Your instructions: Please write out the data below once more, exactly as it stands.

━━━━━━

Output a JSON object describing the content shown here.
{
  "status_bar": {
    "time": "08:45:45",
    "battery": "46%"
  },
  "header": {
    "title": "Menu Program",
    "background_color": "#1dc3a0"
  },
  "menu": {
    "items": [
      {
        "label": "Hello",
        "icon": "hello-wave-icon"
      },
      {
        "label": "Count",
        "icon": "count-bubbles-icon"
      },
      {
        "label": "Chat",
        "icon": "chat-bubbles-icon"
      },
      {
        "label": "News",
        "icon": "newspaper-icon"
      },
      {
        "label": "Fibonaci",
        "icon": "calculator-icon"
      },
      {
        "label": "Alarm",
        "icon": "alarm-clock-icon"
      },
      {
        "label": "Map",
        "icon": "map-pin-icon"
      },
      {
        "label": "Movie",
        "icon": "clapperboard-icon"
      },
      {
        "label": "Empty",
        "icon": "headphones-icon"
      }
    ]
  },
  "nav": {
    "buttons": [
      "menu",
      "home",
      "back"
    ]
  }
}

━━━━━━

Solution to this exercise:
Output a JSON object describing the content shown here.
{
  "status_bar": {
    "time": "08:45:45",
    "battery": "46%"
  },
  "header": {
    "title": "Menu Program",
    "background_color": "#1dc3a0"
  },
  "menu": {
    "items": [
      {
        "label": "Hello",
        "icon": "hello-wave-icon"
      },
      {
        "label": "Count",
        "icon": "count-bubbles-icon"
      },
      {
        "label": "Chat",
        "icon": "chat-bubbles-icon"
      },
      {
        "label": "News",
        "icon": "newspaper-icon"
      },
      {
        "label": "Fibonaci",
        "icon": "calculator-icon"
      },
      {
        "label": "Alarm",
        "icon": "alarm-clock-icon"
      },
      {
        "label": "Map",
        "icon": "map-pin-icon"
      },
      {
        "label": "Movie",
        "icon": "clapperboard-icon"
      },
      {
        "label": "Empty",
        "icon": "headphones-icon"
      }
    ]
  },
  "nav": {
    "buttons": [
      "menu",
      "home",
      "back"
    ]
  }
}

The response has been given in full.